◆ EXERCISE GOAL: Go through the entries below. Copy out every line that contains "screenshot".

● ● ● ● ●

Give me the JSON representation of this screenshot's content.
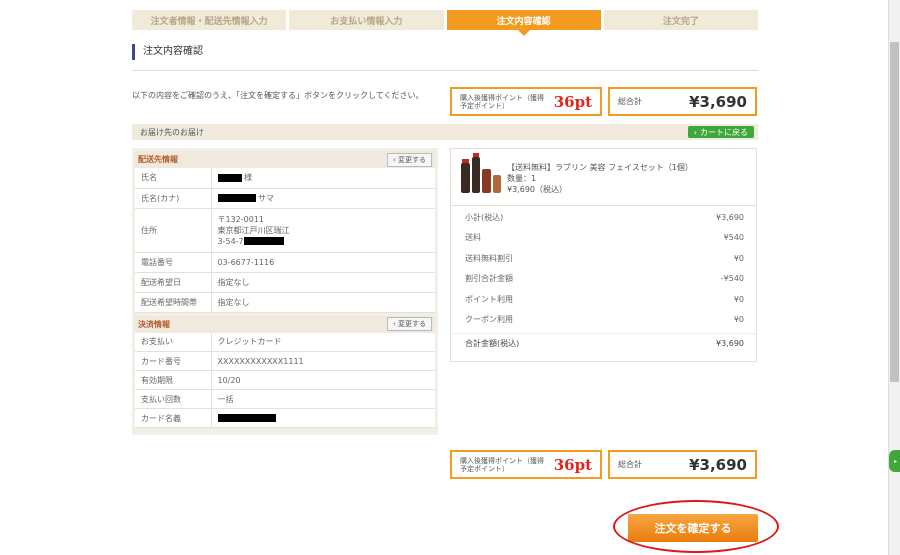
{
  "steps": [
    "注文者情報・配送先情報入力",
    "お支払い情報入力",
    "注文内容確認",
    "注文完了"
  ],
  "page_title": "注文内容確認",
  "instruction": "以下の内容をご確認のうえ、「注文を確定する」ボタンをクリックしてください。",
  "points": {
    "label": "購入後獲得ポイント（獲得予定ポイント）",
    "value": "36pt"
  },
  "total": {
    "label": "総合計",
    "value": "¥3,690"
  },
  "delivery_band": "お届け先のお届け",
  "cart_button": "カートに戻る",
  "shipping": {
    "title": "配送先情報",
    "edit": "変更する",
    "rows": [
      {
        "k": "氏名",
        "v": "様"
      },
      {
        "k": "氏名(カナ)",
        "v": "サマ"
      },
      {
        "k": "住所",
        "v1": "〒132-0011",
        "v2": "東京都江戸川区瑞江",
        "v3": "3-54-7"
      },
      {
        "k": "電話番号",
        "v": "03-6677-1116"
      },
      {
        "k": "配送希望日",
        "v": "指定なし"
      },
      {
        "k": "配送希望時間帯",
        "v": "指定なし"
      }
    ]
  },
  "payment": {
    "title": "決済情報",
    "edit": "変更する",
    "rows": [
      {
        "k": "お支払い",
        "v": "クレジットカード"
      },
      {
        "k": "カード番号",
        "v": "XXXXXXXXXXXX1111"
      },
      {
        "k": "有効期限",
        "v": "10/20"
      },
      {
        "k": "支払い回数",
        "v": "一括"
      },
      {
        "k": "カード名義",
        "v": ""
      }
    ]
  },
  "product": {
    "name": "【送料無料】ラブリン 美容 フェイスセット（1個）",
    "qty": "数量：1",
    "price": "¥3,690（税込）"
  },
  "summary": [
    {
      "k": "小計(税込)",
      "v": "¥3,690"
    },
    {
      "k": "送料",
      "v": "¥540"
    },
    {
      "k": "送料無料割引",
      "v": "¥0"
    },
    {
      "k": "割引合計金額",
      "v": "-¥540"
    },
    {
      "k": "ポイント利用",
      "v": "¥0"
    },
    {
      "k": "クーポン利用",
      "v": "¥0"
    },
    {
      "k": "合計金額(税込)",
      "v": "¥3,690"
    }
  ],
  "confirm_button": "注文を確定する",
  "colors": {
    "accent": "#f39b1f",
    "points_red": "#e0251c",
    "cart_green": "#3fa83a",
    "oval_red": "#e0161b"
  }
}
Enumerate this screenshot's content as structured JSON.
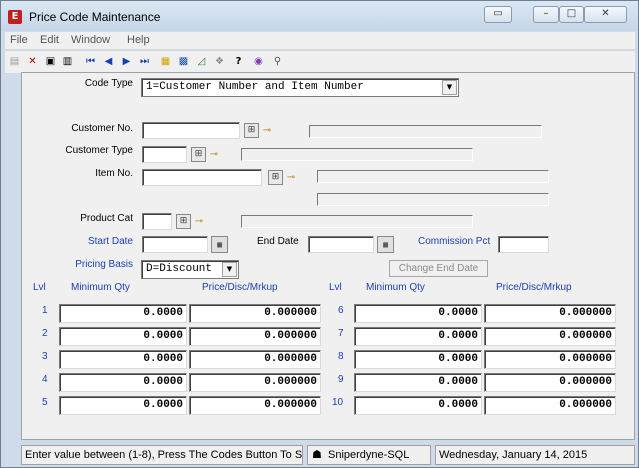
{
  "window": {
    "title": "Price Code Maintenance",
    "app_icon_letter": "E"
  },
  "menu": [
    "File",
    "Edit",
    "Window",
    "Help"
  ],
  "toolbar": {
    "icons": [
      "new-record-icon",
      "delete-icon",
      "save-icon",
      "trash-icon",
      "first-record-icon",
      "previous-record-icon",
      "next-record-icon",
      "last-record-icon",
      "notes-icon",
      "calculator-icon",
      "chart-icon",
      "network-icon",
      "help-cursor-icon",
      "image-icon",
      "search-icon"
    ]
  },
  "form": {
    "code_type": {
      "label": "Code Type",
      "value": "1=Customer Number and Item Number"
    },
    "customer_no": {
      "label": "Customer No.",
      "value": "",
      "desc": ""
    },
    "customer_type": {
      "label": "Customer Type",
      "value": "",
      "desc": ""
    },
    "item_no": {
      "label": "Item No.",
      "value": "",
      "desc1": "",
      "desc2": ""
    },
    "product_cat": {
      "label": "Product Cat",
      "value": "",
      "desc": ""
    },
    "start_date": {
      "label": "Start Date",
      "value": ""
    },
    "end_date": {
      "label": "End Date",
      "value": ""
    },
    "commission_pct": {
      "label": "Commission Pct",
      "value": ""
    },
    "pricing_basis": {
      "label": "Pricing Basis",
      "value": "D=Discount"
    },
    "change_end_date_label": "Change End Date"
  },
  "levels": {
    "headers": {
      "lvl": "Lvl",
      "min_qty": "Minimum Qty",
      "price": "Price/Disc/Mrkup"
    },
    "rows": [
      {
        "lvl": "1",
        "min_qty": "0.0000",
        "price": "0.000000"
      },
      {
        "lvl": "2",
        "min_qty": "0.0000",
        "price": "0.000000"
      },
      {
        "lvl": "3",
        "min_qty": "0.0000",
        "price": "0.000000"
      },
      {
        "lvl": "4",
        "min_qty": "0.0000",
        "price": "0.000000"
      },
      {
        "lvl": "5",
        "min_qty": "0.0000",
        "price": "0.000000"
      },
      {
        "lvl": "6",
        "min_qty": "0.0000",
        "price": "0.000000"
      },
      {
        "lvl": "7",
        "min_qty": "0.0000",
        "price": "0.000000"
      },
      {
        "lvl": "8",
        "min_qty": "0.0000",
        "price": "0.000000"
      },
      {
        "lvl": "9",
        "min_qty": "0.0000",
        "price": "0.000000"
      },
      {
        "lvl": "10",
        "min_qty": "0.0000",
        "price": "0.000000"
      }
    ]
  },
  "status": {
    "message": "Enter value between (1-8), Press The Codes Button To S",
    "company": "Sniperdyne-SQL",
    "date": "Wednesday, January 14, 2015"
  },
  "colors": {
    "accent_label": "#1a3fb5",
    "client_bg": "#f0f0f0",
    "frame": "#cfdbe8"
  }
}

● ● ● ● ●

◆ YOUR RESPONSE:
Give me the JSON representation of this screenshot's content.
Enumerate this screenshot's content as structured JSON.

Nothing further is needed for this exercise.